Guest post by Katie Grayson, PhD researcher in the Dept. of Molecular Biology & Biotechnology
When I first saw the posters around the department advertising a competition run by the Science in Policy team to write a POSTnote, I thought it would be a good chance to hone my writing skills. But I ended up getting so much more from the process. I picked up skills in multidisciplinary teamwork, communication, and planning and research skills that are very different from my day-to-day science work, and I learned a bit more about how politics and policy works – phew!
Not even knowing what a POSTnote was, I went along to the half-day workshop that kicked off the competition with a lot of curiosity. There it was explained that a POSTnote is a 4-page briefing document providing MPs and peers with balanced and independent information on public policy issues related to science and technology. The majority of MPs don’t have a background in science research and I’d always wondered how scientific information is disseminated in a way that’s effectively and clearly communicated. We learned that the job falls to the Parliamentary Office of Science and Technology (POST) (@POST_UK on Twitter) who write briefings, organise events and assist Select Committees to help parliamentarians examine science and technology issues.
After the workshop we were split into teams of 4 or 5 people and each team was assigned a different topic related to current issues in science policy. I’m from the Dept. of Molecular Biology & Biotechnology, but my teammates were from Animal & Plant Sciences, Geography and Psychology. One thing that struck me was that because of our different training we all approached the task in different ways. This ended up working in our favour by providing balance as different people were skilled at different parts of the task.

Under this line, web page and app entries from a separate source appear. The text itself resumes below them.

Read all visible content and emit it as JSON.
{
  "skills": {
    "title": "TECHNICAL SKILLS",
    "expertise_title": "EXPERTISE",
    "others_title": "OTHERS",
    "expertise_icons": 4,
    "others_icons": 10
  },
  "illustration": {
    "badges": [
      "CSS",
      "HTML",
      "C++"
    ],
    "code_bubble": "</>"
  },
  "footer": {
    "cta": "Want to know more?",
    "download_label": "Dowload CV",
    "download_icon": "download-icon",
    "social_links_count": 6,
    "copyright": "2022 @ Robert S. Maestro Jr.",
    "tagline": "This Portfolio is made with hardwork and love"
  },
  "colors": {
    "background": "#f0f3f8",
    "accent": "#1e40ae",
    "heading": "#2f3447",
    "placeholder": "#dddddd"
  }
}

What followed was 2 months of frantic foraging through endless policy documents and research articles, picking out the key information and evidence and then presenting it in a clear, non-biased way. Our winning POSTnote topic was ‘Science Education and Social Mobility’. During the course of our research we found that there are huge problems with the perception of science, even amongst young school children. Science is commonly perceived as:
“not for all”
“not needed or relevant in life”
“just for nerds who don’t have a boyfriend”
I found this quite shocking and I think it highlights how important public engagement is in improving public perception of science!
At the end of the process there was a prize-giving ceremony in which we heard presentations by the 8 teams who had submitted a POSTnote. It was great to hear about all the brilliant work that had been done and everyone deserves credit as the POSTnotes were all of an extremely high standard. Afterwards, there was the exciting opportunity to network with members of POST and the Science in Policy team.
At the ceremony, the Rt Hon David Blunkett MP gave a keynote speech in which he emphasised the importance of making sure policy makers receive a clear and accurate message about current science research. He said that it could often be difficult for policy makers to see through the ‘hype’ that can cloud the information they’re given. I discovered that it’s not just the extreme lobby groups that can present very biased information – whilst writing our POSTnote it was extremely difficult to avoid writing anything that was completely uninfluenced by our own opinion on the topic!
While I’m not considering leaving science for a career in politics just yet, the process of writing the POSTnote has allowed me to develop my skills in areas such as in writing, planning and teamwork that will be useful for me in my future science career. As a scientist I feel that I have a responsibility to make sure research and facts are represented properly and I have been inspired to get more involved with public engagement and science policy events. I would recommend anyone to do the same – it’s been a really rewarding experience!
This page has more information on the competition all the submitted POSTnotes (re-branded as SiPnotes).